The question here is how (if it is even possible) to remove the square root terms and transform the following equation to a polynomial with one unknown $x$. The coefficients $a$, $b$, $c$, and $d$ are known and also $r$.

$$a \sqrt{x} + b \sqrt{x} \sqrt{r^2-x^2} + c \sqrt{r^2-x^2} + d = 0$$

  • $\begingroup$ See Rationalizing radicals. $\endgroup$ – Dave L. Renfro Feb 26 at 21:14
  • $\begingroup$ As @DaveLRenfro alludes, removing roots is only possible if we can exactly factor the expression which is set to equal zero. $\endgroup$ – hardmath Feb 26 at 21:28

Yes it is possible. Take $\color{red}{x=r \cos t, r>0}$. Because $r^2=(-r)^2$. So, we can accept $r>0$ . Then we have,

$$a \sqrt {r}\sqrt {\cos t}+br\sqrt {\cos t}|\sin t|+cr|\sin t|+d=0$$

$$\sqrt {\cos t}\left(a\sqrt r+br |\sin t|\right)=-d-cr|\sin t|$$

$$\cos^2 t\left (a\sqrt r+br |\sin t|\right)^4=\left(-d-cr|\sin t|\right)^4$$

$$(1-|\sin t|^2)\left(a\sqrt r+br |\sin t|\right)^4=\left(d+cr|\sin t|\right)^4$$

Then $\color{red}{|\sin t|=y}$, you get

$$(1-y^2) (a\sqrt r+bry)^4-(d+cr y)^4=0.$$

Finally, you get $6$ degree polynomial respect to $y.$

I believe you can take from here.

  • $\begingroup$ @Bashar you are welcome. :) $\endgroup$ – lone student Feb 26 at 22:49

Well the $r-x^2$ screams that they want a trig substitution as lone student's answer suggest.

But you can always remove roots but bringing terms over and squaring.

$a \sqrt{x} + b \sqrt{x} \sqrt{r^2-x^2} + c \sqrt{r^2-x^2} + d = 0$

$\sqrt{x}(a + b\sqrt{r^2-x^2}) = - d - c\sqrt{r^2-x^2}$

$x(a^2 + b(r^2-x^2) + 2ab\sqrt{r^2-x^2})) = d^2 + c^2(r^2 - x^2) - 2cd\sqrt{r^2-x^2}$

$x(a^2 + b(r^2-x^2))- d^2 - c^2(r^2-x^2) = -(2cd+2abx)\sqrt{r^2 -x^2}$

$(x(a^2 + b(r^2-x^2))+ d^2 + c^2(r^2-x^2))^2 = (2cd+2abx)^2(r^2-x^2)$ so

$(x(a^2 + b(r^2-x^2))+ d^2 + c^2(r^2-x^2))^2 -(2cd+2abx)^2(r^2-x^2) =0$

Which is a $6$th degree polynomial

which 1) Answers exactly what you asked and 2) makes things much, much, much worse.

  • $\begingroup$ Make things much worse? $\endgroup$ – Some Guy Feb 26 at 22:30
  • $\begingroup$ I guess he means "now the expression is a mess because it has a lot more terms.
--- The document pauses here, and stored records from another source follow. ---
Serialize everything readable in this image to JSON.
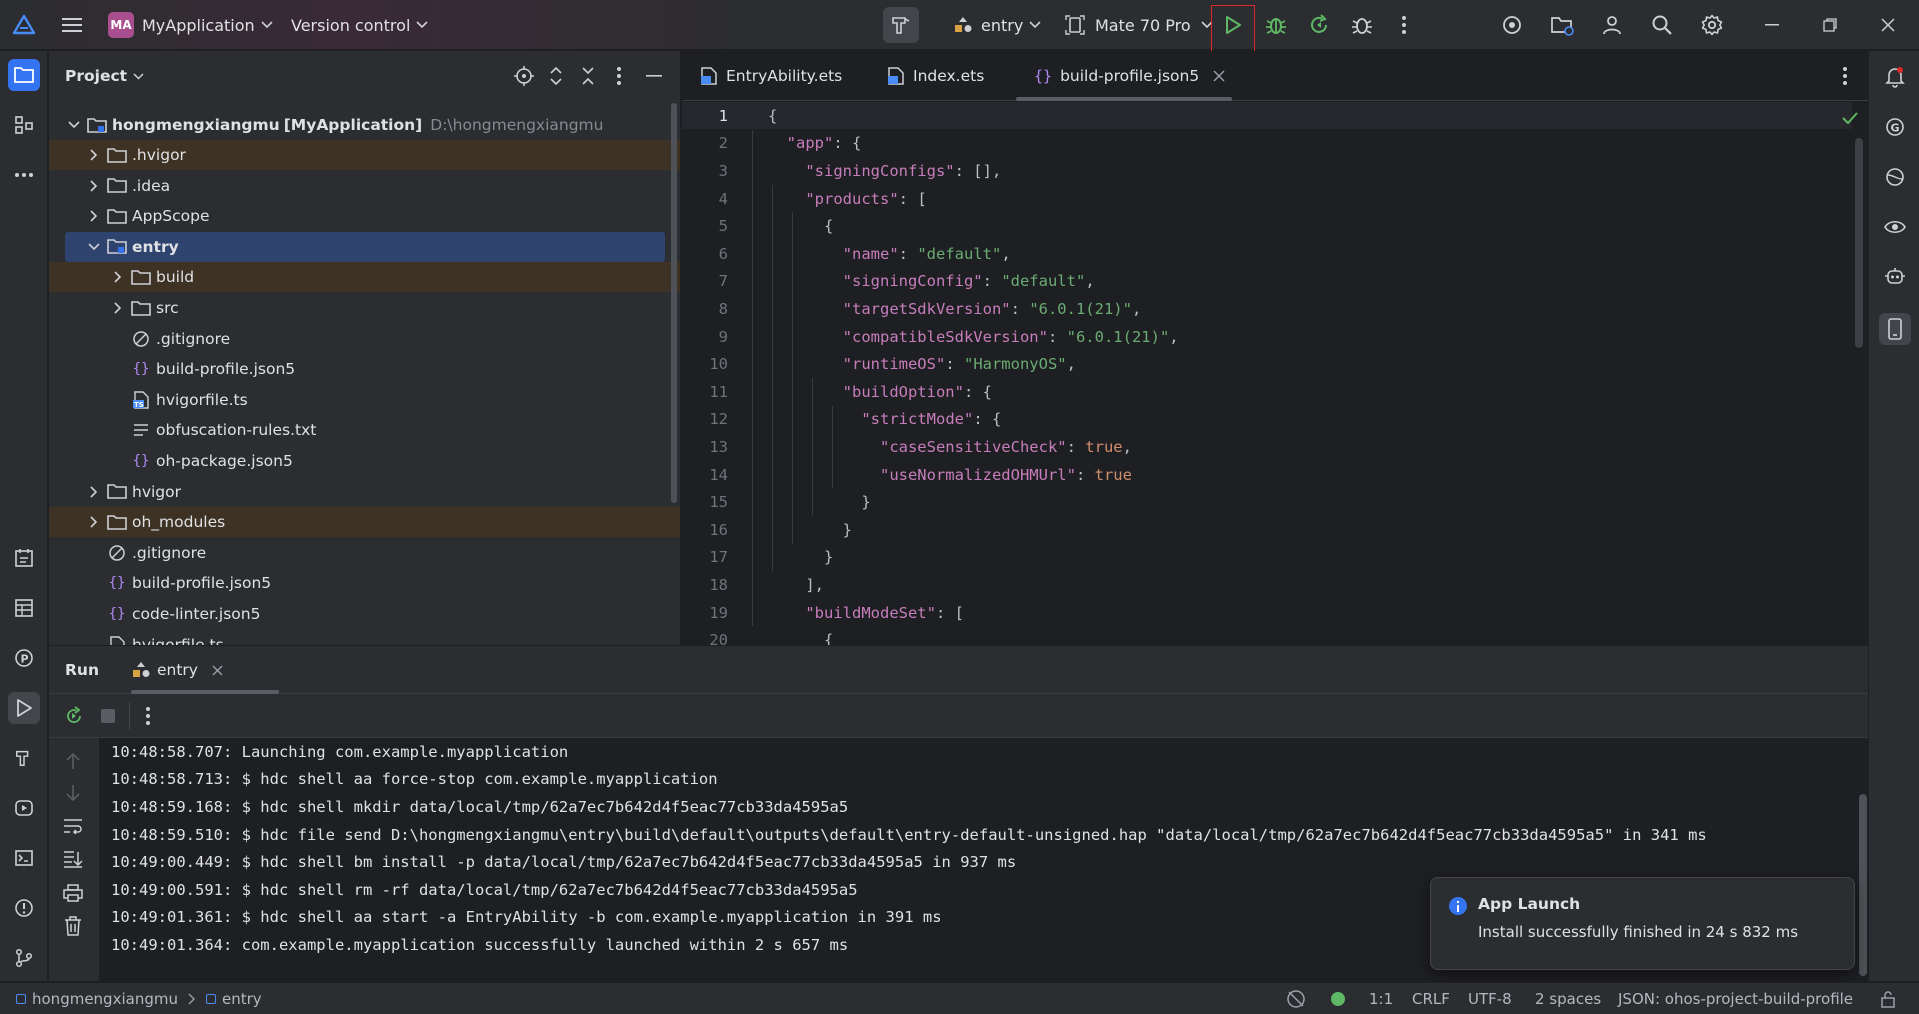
{
  "titlebar": {
    "project_initials": "MA",
    "project_name": "MyApplication",
    "version_control": "Version control",
    "run_config": "entry",
    "device": "Mate 70 Pro"
  },
  "colors": {
    "accent": "#3574f0",
    "run_green": "#5fb865",
    "highlight_border": "#d9292b",
    "selection": "#2e436e",
    "folder_hl": "#3d3223"
  },
  "project_panel": {
    "title": "Project",
    "root_name": "hongmengxiangmu",
    "root_module": "[MyApplication]",
    "root_path": "D:\\hongmengxiangmu",
    "items": [
      {
        "label": ".hvigor",
        "icon": "folder-icon"
      },
      {
        "label": ".idea",
        "icon": "folder-icon"
      },
      {
        "label": "AppScope",
        "icon": "folder-icon"
      },
      {
        "label": "entry",
        "icon": "module-folder-icon"
      },
      {
        "label": "build",
        "icon": "folder-icon"
      },
      {
        "label": "src",
        "icon": "folder-icon"
      },
      {
        "label": ".gitignore",
        "icon": "ignore-file-icon"
      },
      {
        "label": "build-profile.json5",
        "icon": "json-file-icon"
      },
      {
        "label": "hvigorfile.ts",
        "icon": "ts-file-icon"
      },
      {
        "label": "obfuscation-rules.txt",
        "icon": "text-file-icon"
      },
      {
        "label": "oh-package.json5",
        "icon": "json-file-icon"
      },
      {
        "label": "hvigor",
        "icon": "folder-icon"
      },
      {
        "label": "oh_modules",
        "icon": "folder-icon"
      },
      {
        "label": ".gitignore",
        "icon": "ignore-file-icon"
      },
      {
        "label": "build-profile.json5",
        "icon": "json-file-icon"
      },
      {
        "label": "code-linter.json5",
        "icon": "json-file-icon"
      },
      {
        "label": "hvigorfile.ts",
        "icon": "ts-file-icon"
      }
    ]
  },
  "editor": {
    "tabs": [
      {
        "label": "EntryAbility.ets"
      },
      {
        "label": "Index.ets"
      },
      {
        "label": "build-profile.json5",
        "active": true
      }
    ],
    "line_numbers": [
      "1",
      "2",
      "3",
      "4",
      "5",
      "6",
      "7",
      "8",
      "9",
      "10",
      "11",
      "12",
      "13",
      "14",
      "15",
      "16",
      "17",
      "18",
      "19",
      "20"
    ]
  },
  "run_panel": {
    "title": "Run",
    "tab": "entry",
    "console": [
      "10:48:58.707: Launching com.example.myapplication",
      "10:48:58.713: $ hdc shell aa force-stop com.example.myapplication",
      "10:48:59.168: $ hdc shell mkdir data/local/tmp/62a7ec7b642d4f5eac77cb33da4595a5",
      "10:48:59.510: $ hdc file send D:\\hongmengxiangmu\\entry\\build\\default\\outputs\\default\\entry-default-unsigned.hap \"data/local/tmp/62a7ec7b642d4f5eac77cb33da4595a5\" in 341 ms",
      "10:49:00.449: $ hdc shell bm install -p data/local/tmp/62a7ec7b642d4f5eac77cb33da4595a5 in 937 ms",
      "10:49:00.591: $ hdc shell rm -rf data/local/tmp/62a7ec7b642d4f5eac77cb33da4595a5",
      "10:49:01.361: $ hdc shell aa start -a EntryAbility -b com.example.myapplication in 391 ms",
      "10:49:01.364: com.example.myapplication successfully launched within 2 s 657 ms"
    ]
  },
  "notification": {
    "title": "App Launch",
    "message": "Install successfully finished in 24 s 832 ms"
  },
  "statusbar": {
    "breadcrumb_root": "hongmengxiangmu",
    "breadcrumb_module": "entry",
    "position": "1:1",
    "line_ending": "CRLF",
    "encoding": "UTF-8",
    "indent": "2 spaces",
    "schema": "JSON: ohos-project-build-profile"
  }
}
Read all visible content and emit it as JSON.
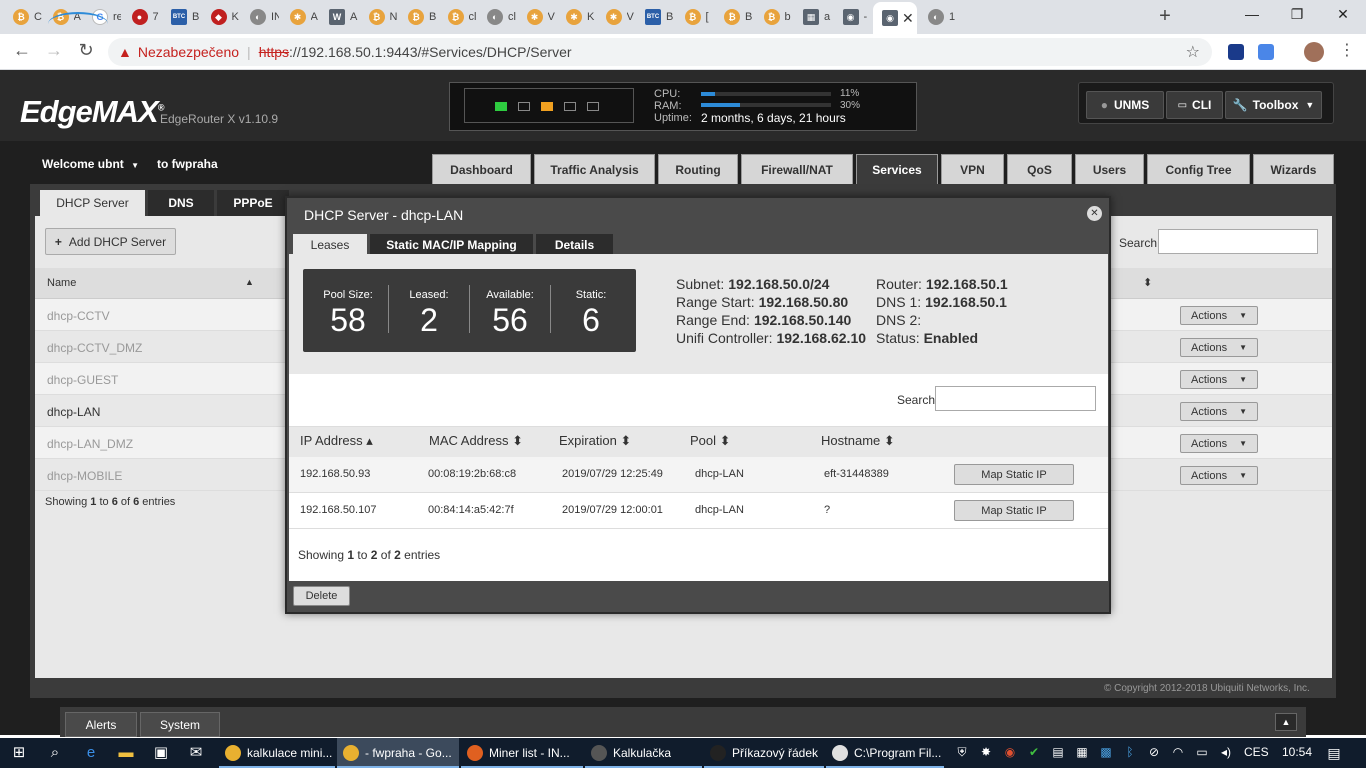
{
  "browser": {
    "tabs": [
      {
        "icon": "bitcoin-icon",
        "title": "C"
      },
      {
        "icon": "bitcoin-icon",
        "title": "A"
      },
      {
        "icon": "google-icon",
        "title": "re"
      },
      {
        "icon": "red-circle-icon",
        "title": "7"
      },
      {
        "icon": "btc-square-icon",
        "title": "Bi"
      },
      {
        "icon": "cat-icon",
        "title": "K"
      },
      {
        "icon": "globe-icon",
        "title": "IN"
      },
      {
        "icon": "gear-icon",
        "title": "A"
      },
      {
        "icon": "wtm-icon",
        "title": "A"
      },
      {
        "icon": "bitcoin-icon",
        "title": "N"
      },
      {
        "icon": "bitcoin-icon",
        "title": "B"
      },
      {
        "icon": "bitcoin-icon",
        "title": "cl"
      },
      {
        "icon": "globe-icon",
        "title": "cl"
      },
      {
        "icon": "gear-icon",
        "title": "V"
      },
      {
        "icon": "gear-icon",
        "title": "K"
      },
      {
        "icon": "gear-icon",
        "title": "V"
      },
      {
        "icon": "btc-square-icon",
        "title": "B"
      },
      {
        "icon": "bitcoin-icon",
        "title": "["
      },
      {
        "icon": "bitcoin-icon",
        "title": "B"
      },
      {
        "icon": "bitcoin-icon",
        "title": "b"
      },
      {
        "icon": "image-icon",
        "title": "a"
      },
      {
        "icon": "edgemax-icon",
        "title": "-"
      },
      {
        "icon": "edgemax-icon",
        "title": "",
        "active": true
      },
      {
        "icon": "globe-icon",
        "title": "1"
      }
    ],
    "active_close": "✕",
    "newtab": "+",
    "insecure_label": "Nezabezpečeno",
    "url_scheme": "https",
    "url_rest": "://192.168.50.1:9443/#Services/DHCP/Server"
  },
  "header": {
    "logo": "EdgeMAX",
    "router_version": "EdgeRouter X v1.10.9",
    "cpu_label": "CPU:",
    "cpu_pct": "11%",
    "cpu_value": 11,
    "ram_label": "RAM:",
    "ram_pct": "30%",
    "ram_value": 30,
    "uptime_label": "Uptime:",
    "uptime_value": "2 months, 6 days, 21 hours",
    "unms_label": "UNMS",
    "cli_label": "CLI",
    "toolbox_label": "Toolbox"
  },
  "nav": {
    "welcome": "Welcome ubnt",
    "context": "to fwpraha",
    "tabs": [
      "Dashboard",
      "Traffic Analysis",
      "Routing",
      "Firewall/NAT",
      "Services",
      "VPN",
      "QoS",
      "Users",
      "Config Tree",
      "Wizards"
    ],
    "active": "Services"
  },
  "services": {
    "subtabs": [
      "DHCP Server",
      "DNS",
      "PPPoE"
    ],
    "add_button": "Add DHCP Server",
    "search_label": "Search",
    "col_name": "Name",
    "servers": [
      {
        "name": "dhcp-CCTV",
        "enabled": false
      },
      {
        "name": "dhcp-CCTV_DMZ",
        "enabled": false
      },
      {
        "name": "dhcp-GUEST",
        "enabled": false
      },
      {
        "name": "dhcp-LAN",
        "enabled": true
      },
      {
        "name": "dhcp-LAN_DMZ",
        "enabled": false
      },
      {
        "name": "dhcp-MOBILE",
        "enabled": false
      }
    ],
    "actions_label": "Actions",
    "showing": {
      "prefix": "Showing ",
      "from": "1",
      "to_text": " to ",
      "to": "6",
      "of_text": " of ",
      "total": "6",
      "suffix": " entries"
    },
    "copyright": "© Copyright 2012-2018 Ubiquiti Networks, Inc."
  },
  "dialog": {
    "title": "DHCP Server - dhcp-LAN",
    "tabs": [
      "Leases",
      "Static MAC/IP Mapping",
      "Details"
    ],
    "pool": [
      {
        "label": "Pool Size:",
        "value": "58"
      },
      {
        "label": "Leased:",
        "value": "2"
      },
      {
        "label": "Available:",
        "value": "56"
      },
      {
        "label": "Static:",
        "value": "6"
      }
    ],
    "info_left": [
      {
        "label": "Subnet:",
        "value": "192.168.50.0/24"
      },
      {
        "label": "Range Start:",
        "value": "192.168.50.80"
      },
      {
        "label": "Range End:",
        "value": "192.168.50.140"
      },
      {
        "label": "Unifi Controller:",
        "value": "192.168.62.10"
      }
    ],
    "info_right": [
      {
        "label": "Router:",
        "value": "192.168.50.1"
      },
      {
        "label": "DNS 1:",
        "value": "192.168.50.1"
      },
      {
        "label": "DNS 2:",
        "value": ""
      },
      {
        "label": "Status:",
        "value": "Enabled"
      }
    ],
    "search_label": "Search",
    "columns": [
      "IP Address ▴",
      "MAC Address ⬍",
      "Expiration ⬍",
      "Pool ⬍",
      "Hostname ⬍"
    ],
    "leases": [
      {
        "ip": "192.168.50.93",
        "mac": "00:08:19:2b:68:c8",
        "expiration": "2019/07/29 12:25:49",
        "pool": "dhcp-LAN",
        "hostname": "eft-31448389"
      },
      {
        "ip": "192.168.50.107",
        "mac": "00:84:14:a5:42:7f",
        "expiration": "2019/07/29 12:00:01",
        "pool": "dhcp-LAN",
        "hostname": "?"
      }
    ],
    "map_button": "Map Static IP",
    "showing": {
      "prefix": "Showing ",
      "from": "1",
      "to_text": " to ",
      "to": "2",
      "of_text": " of ",
      "total": "2",
      "suffix": " entries"
    },
    "delete_label": "Delete"
  },
  "footer_bar": {
    "alerts": "Alerts",
    "system": "System"
  },
  "taskbar": {
    "apps": [
      {
        "title": "kalkulace mini...",
        "icon": "chrome-icon",
        "active": false
      },
      {
        "title": "- fwpraha - Go...",
        "icon": "chrome-icon",
        "active": true
      },
      {
        "title": "Miner list - IN...",
        "icon": "firefox-icon",
        "active": false
      },
      {
        "title": "Kalkulačka",
        "icon": "calculator-icon",
        "active": false
      },
      {
        "title": "Příkazový řádek",
        "icon": "cmd-icon",
        "active": false
      },
      {
        "title": "C:\\Program Fil...",
        "icon": "program-icon",
        "active": false
      }
    ],
    "lang": "CES",
    "time": "10:54"
  },
  "colors": {
    "accent_blue": "#2d8bd8",
    "port_green": "#2ecc40",
    "port_orange": "#f0a020",
    "insecure_red": "#c5221f"
  }
}
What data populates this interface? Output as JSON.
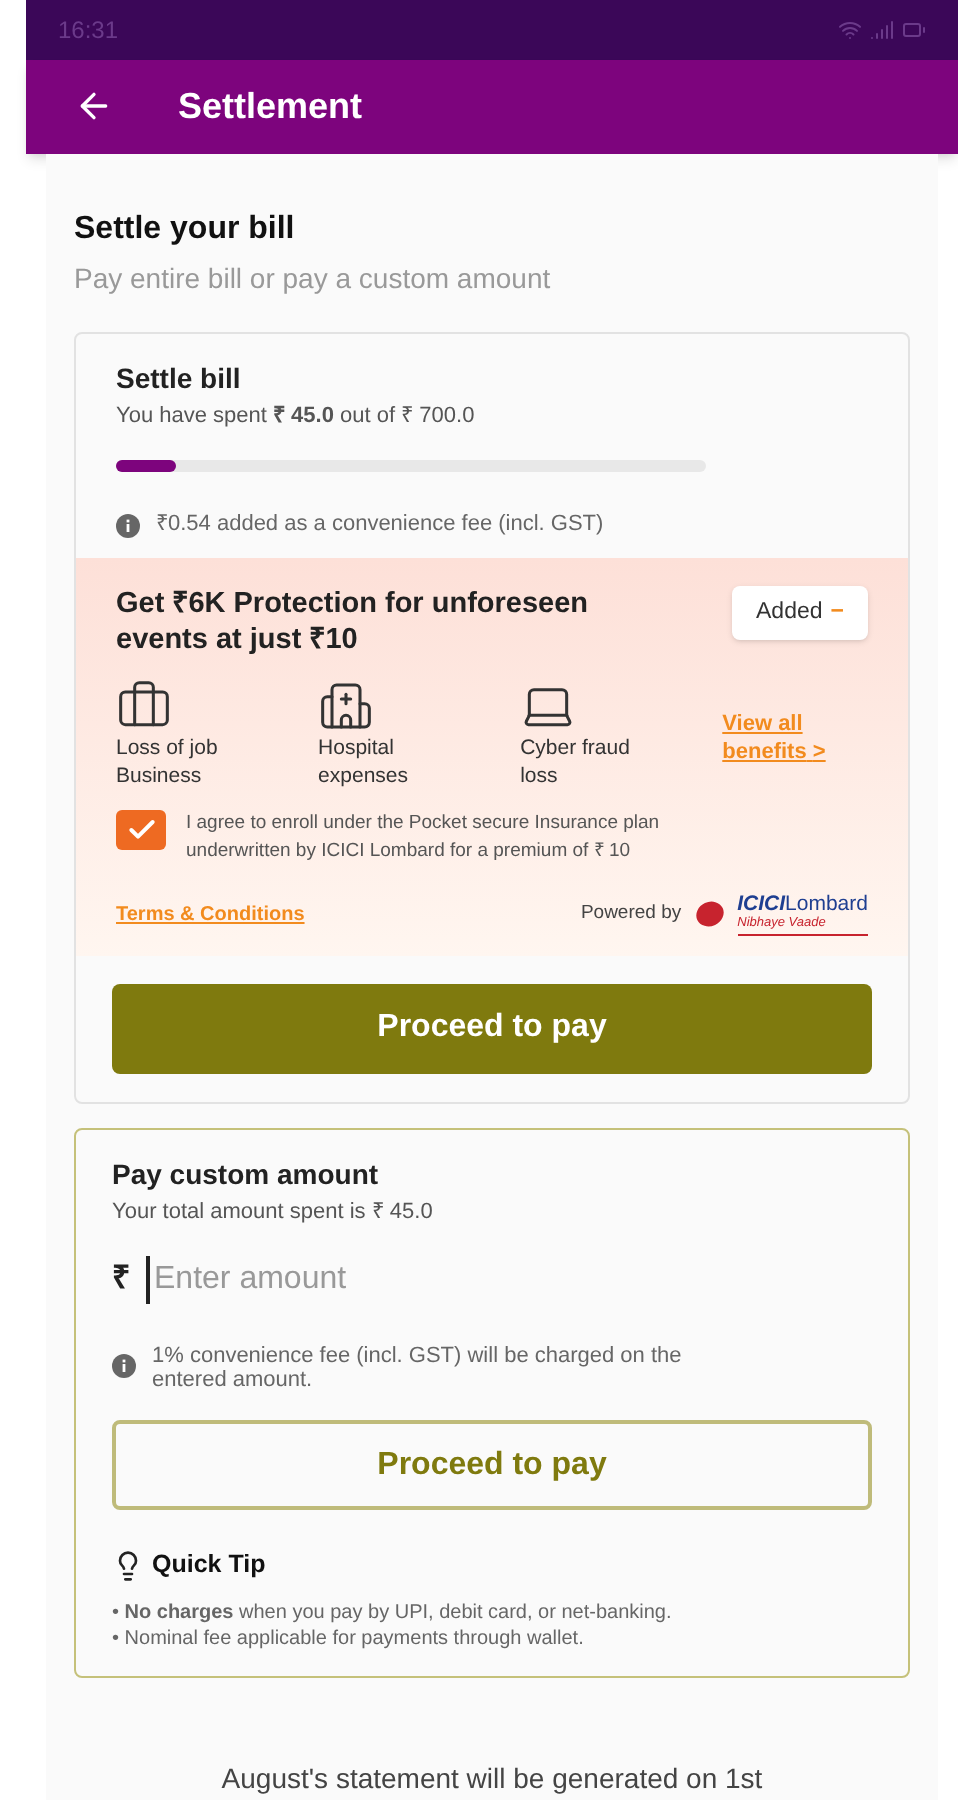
{
  "status_bar": {
    "time": "16:31"
  },
  "header": {
    "title": "Settlement"
  },
  "intro": {
    "title": "Settle your bill",
    "subtitle": "Pay entire bill or pay a custom amount"
  },
  "settle_card": {
    "title": "Settle bill",
    "spent_text": "You have spent **₹ 45.0** out of ₹ 700.0",
    "level": 0.1,
    "fee_note": "₹0.54 added as a convenience fee (incl. GST)",
    "protection": {
      "title": "Get ₹6K Protection for unforeseen events at just ₹10",
      "added_label": "Added",
      "added_sign": "−",
      "benefits": [
        {
          "kind": "briefcase",
          "label": "Loss of job Business"
        },
        {
          "kind": "hospital",
          "label": "Hospital expenses"
        },
        {
          "kind": "laptop",
          "label": "Cyber fraud loss"
        }
      ],
      "view_all": "View all benefits",
      "view_all_arrow": ">",
      "agree": {
        "checked": true,
        "text": "I agree to enroll under the Pocket secure Insurance plan underwritten by ICICI Lombard for a premium of ₹ 10"
      },
      "terms": "Terms & Conditions",
      "powered_by": "Powered by",
      "brand": "ICICI",
      "brand_suffix": "Lombard",
      "tagline": "Nibhaye Vaade"
    },
    "button": "Proceed to pay"
  },
  "custom_card": {
    "title": "Pay custom amount",
    "subtitle": "Your total amount spent is ₹ 45.0",
    "currency": "₹",
    "placeholder": "Enter amount",
    "fee_note": "1% convenience fee (incl. GST) will be charged on the entered amount.",
    "button": "Proceed to pay",
    "tip": {
      "title": "Quick Tip",
      "lines": [
        "• **No charges** when you pay by UPI, debit card, or net-banking.",
        "• Nominal fee applicable for payments through wallet."
      ]
    }
  },
  "footer": "August's statement will be generated on 1st"
}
It is, indeed. Polynomial things are not necessarily easier to solve! $\endgroup$ – Andrea Marino Feb 26 at 22:35
  • $\begingroup$ Seems obviously worse to me. Admittedly it only has $6$ terms when we are done simplying an having coefficients expressed in terms of $a,b,c,d,r$ but we are no closer to solving and $\frac 23$ of our solutions will be extraneous. $\endgroup$ – fleablood Feb 26 at 22:44
  • $\begingroup$ Where you have the coefficient $b$ multiplying $(r^2-x^2)$ after the first squaring, it should be a $b^2$. Also, the $-2cd$ should be $+2cd$ $\endgroup$ – Barry Cipra Feb 26 at 23:19

Your Answer

By clicking “Post Your Answer”, you agree to our terms of service, privacy policy and cookie policy

Not the answer you're looking for? Browse other questions tagged or ask your own question.